Instead I want to focus on how researchers can run published source code on their own machines and arrive at the same results.

The issue with Docker

Unless you are publishing MIX assembly all modern code comes with a complex set of dependencies. Many of those dependencies - like the GCC compiler - are invisible and taken for granted, but they are still dependencies.

Recently I discovered people arguing for using Docker for reproducibility (e.g. here, here or here), and that is a scary idea. What follows is a fairly common part of a Dockerfile, in this case for the Jupyter notebook:

RUN apt-get update && apt-get install -y -q \
    build-essential \
    make \
    gcc \
    [...]

There are several issues here:

  1. Running apt-get update means you will get whatever binary package is on the package mirror when you run the command.
  2. While binary packages are signed you still don't know which libraries were installed on the system that built the package.

So the outcome of this RUN statement depends on:

  • The time the command was run,
  • the build environment of the package uploader,
  • the base image in the Docker registry,
  • and potentially on the package mirror used.

Now multiply this behaviour by many packages and their dependencies.

Reproducing your results even three years from now seems like an unlikely proposition under those circumstances.

I don't think there are any simple solutions to this problem. Docker looks superficially simple, and therefore tempting. However, I believe using Docker (as it is used currently) for research would make things genuinely worse. And I am not alone with that opinion.

A solution (maybe)

We need a package manager that encodes all dependencies for every package in great detail, down to the bits of the source code. Flipping a single bit in the source of the most basic package like GCC should cause a dependency change for all packages that somehow rely on GCC, both directly and indirectly.

This sounds complicated but someone found a way to make such a system practical and published it under the name Nix.

In theory Nix allows re-compiling every binary on your system from scratch and arriving at the same result. I have successfully rebuilt a considerable amount of basic binaries like binutils and GCC.

NixOS achieves its tree-of-dependencies behaviour by encoding each package as a function that depends on all its inputs.
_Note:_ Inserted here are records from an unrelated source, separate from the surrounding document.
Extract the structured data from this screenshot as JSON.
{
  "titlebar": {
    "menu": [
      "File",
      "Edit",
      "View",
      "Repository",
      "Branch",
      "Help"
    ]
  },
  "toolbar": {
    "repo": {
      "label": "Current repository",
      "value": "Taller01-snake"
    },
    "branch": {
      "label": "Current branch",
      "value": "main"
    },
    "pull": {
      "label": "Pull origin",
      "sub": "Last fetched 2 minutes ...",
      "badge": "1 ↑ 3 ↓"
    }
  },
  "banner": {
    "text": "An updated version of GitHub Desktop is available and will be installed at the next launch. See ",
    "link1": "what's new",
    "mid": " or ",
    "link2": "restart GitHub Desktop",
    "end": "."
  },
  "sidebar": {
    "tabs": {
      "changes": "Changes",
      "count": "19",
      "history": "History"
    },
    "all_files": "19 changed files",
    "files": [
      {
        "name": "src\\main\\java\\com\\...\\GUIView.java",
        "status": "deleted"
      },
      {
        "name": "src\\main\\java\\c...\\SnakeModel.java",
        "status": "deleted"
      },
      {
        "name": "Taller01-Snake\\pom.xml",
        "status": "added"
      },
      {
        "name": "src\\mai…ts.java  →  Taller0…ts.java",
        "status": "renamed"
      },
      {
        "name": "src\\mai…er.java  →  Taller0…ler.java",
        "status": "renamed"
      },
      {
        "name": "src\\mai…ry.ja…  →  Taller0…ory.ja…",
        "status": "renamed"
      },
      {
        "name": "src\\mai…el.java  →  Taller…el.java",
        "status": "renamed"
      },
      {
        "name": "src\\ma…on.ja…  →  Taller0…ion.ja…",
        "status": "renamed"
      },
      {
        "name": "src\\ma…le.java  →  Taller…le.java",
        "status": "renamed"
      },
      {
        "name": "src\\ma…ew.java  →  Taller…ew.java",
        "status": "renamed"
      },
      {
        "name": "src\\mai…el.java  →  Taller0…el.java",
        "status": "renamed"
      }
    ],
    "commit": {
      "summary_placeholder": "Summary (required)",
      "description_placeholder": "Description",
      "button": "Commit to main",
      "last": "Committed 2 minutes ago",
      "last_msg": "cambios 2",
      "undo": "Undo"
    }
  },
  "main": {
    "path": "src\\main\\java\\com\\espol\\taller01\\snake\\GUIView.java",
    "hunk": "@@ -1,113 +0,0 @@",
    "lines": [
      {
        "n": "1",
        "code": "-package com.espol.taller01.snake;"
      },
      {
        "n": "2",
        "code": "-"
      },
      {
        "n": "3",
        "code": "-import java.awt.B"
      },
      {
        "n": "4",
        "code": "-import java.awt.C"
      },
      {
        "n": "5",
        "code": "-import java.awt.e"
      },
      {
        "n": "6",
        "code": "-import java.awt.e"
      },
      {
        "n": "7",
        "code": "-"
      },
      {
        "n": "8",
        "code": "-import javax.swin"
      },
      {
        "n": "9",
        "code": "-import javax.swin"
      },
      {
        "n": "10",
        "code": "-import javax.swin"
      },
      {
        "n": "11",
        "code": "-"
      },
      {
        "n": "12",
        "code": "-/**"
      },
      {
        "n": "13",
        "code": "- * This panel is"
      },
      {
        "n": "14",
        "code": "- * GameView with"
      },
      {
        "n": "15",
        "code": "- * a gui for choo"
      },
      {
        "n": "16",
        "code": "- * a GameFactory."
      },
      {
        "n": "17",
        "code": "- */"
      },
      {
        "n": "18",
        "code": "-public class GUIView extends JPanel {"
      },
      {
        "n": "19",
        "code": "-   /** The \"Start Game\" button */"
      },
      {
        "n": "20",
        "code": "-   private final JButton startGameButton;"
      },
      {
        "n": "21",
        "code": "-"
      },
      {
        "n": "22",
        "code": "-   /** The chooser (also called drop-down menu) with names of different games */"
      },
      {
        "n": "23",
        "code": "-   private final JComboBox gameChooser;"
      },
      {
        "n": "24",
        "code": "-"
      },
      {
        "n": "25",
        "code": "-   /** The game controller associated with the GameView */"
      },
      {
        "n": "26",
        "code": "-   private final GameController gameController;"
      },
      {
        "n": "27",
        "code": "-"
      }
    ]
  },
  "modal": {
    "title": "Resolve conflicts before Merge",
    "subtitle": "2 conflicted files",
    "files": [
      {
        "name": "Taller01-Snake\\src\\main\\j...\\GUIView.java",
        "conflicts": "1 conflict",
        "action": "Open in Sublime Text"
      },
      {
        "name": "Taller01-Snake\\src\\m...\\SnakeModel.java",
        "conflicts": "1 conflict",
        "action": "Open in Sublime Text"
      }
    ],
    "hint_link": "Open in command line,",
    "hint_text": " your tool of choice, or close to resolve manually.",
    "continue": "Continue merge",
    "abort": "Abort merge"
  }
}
For example the reasonably obscure liblas is encoded as follows:

{ stdenv, fetchurl, boost, cmake, gdal, libgeotiff, libtiff, LASzip }:

stdenv.mkDerivation rec {
  name = "libLAS-1.8.0";

  src = fetchurl {
    url = "http://download.osgeo.org/liblas/${name}.tar.bz2";
    md5 = "599881281d45db4ce9adb2d75458391e";
  };

  buildInputs = [ boost cmake gdal libgeotiff libtiff LASzip];

  # ... Removed some metadata to avoid obscuring the point
}

Read that as a function taking parameters like the boost, cmake, gdal and libtiff version. stdenv contains the usual Unix build tools like GCC and a linker.

Crucially, the md5 hash is part of the input, and a change in hash will result in a different version of this package. The same is true for all its dependencies.

In theory ...

In practice things are more complicated: Modern compilers are often non-deterministic, especially when building in parallel. I.e. building the exact same file twice does not necessarily result in the same object code. Many distributions are spending considerable resources on improving this situation and Nix is no exception.

Another source of variation is that linear algebra libraries like OpenBLAS have specialised code for most CPU architectures, selecting the fastest option at runtime.

Summary

While Docker is tempting for shipping research I think it's the wrong answer in its current incarnation. Between the systems that are usable right now it looks like Nix gives us the best shot at reproducibility. Nix still has a long way to go but it is build on a sound foundation, not on shifting sands like current Docker.